▶ **Dataset rows describing interfaces**:
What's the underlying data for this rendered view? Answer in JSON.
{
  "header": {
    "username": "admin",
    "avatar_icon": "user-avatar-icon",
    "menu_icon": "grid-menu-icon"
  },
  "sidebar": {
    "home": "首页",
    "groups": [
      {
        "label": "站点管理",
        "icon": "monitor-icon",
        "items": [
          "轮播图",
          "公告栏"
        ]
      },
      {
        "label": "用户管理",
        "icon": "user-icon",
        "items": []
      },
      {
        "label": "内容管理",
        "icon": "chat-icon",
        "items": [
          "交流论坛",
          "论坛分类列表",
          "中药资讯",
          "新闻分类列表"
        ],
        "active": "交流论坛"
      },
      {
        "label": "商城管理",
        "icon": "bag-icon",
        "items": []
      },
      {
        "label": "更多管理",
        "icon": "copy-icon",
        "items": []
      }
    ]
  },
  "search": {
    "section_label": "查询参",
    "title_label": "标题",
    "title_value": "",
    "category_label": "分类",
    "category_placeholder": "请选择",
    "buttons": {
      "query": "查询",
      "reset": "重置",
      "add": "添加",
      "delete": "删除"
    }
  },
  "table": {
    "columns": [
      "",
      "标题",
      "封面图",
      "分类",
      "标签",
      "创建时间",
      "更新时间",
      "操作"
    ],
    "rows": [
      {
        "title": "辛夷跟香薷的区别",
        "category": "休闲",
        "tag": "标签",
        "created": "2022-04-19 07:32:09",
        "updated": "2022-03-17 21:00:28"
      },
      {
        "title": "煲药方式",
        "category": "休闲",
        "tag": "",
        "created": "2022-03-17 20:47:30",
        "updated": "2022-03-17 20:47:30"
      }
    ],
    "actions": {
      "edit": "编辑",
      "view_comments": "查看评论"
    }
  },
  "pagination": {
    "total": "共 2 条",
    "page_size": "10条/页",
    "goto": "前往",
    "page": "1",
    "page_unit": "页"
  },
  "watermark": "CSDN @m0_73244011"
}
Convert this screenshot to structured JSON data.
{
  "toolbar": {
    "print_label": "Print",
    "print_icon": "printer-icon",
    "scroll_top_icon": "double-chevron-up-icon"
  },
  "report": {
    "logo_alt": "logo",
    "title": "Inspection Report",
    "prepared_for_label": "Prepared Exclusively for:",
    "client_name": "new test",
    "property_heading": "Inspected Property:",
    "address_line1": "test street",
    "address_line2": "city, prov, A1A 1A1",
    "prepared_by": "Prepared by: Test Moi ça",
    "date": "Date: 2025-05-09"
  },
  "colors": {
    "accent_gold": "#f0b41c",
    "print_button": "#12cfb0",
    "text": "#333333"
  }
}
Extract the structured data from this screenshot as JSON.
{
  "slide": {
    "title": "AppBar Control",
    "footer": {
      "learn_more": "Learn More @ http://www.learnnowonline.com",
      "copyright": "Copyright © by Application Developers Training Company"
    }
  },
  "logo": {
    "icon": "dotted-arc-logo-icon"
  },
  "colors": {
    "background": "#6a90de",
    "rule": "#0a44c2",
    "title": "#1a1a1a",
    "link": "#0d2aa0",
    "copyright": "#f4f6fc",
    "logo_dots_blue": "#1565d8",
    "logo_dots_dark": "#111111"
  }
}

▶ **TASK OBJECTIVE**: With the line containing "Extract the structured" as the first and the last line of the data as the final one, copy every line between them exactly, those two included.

▶ **SOLVED PROBLEM**:
Extract the structured data from this screenshot as JSON.
{
  "slide": {
    "title": "AppBar Control",
    "footer": {
      "learn_more": "Learn More @ http://www.learnnowonline.com",
      "copyright": "Copyright © by Application Developers Training Company"
    }
  },
  "logo": {
    "icon": "dotted-arc-logo-icon"
  },
  "colors": {
    "background": "#6a90de",
    "rule": "#0a44c2",
    "title": "#1a1a1a",
    "link": "#0d2aa0",
    "copyright": "#f4f6fc",
    "logo_dots_blue": "#1565d8",
    "logo_dots_dark": "#111111"
  }
}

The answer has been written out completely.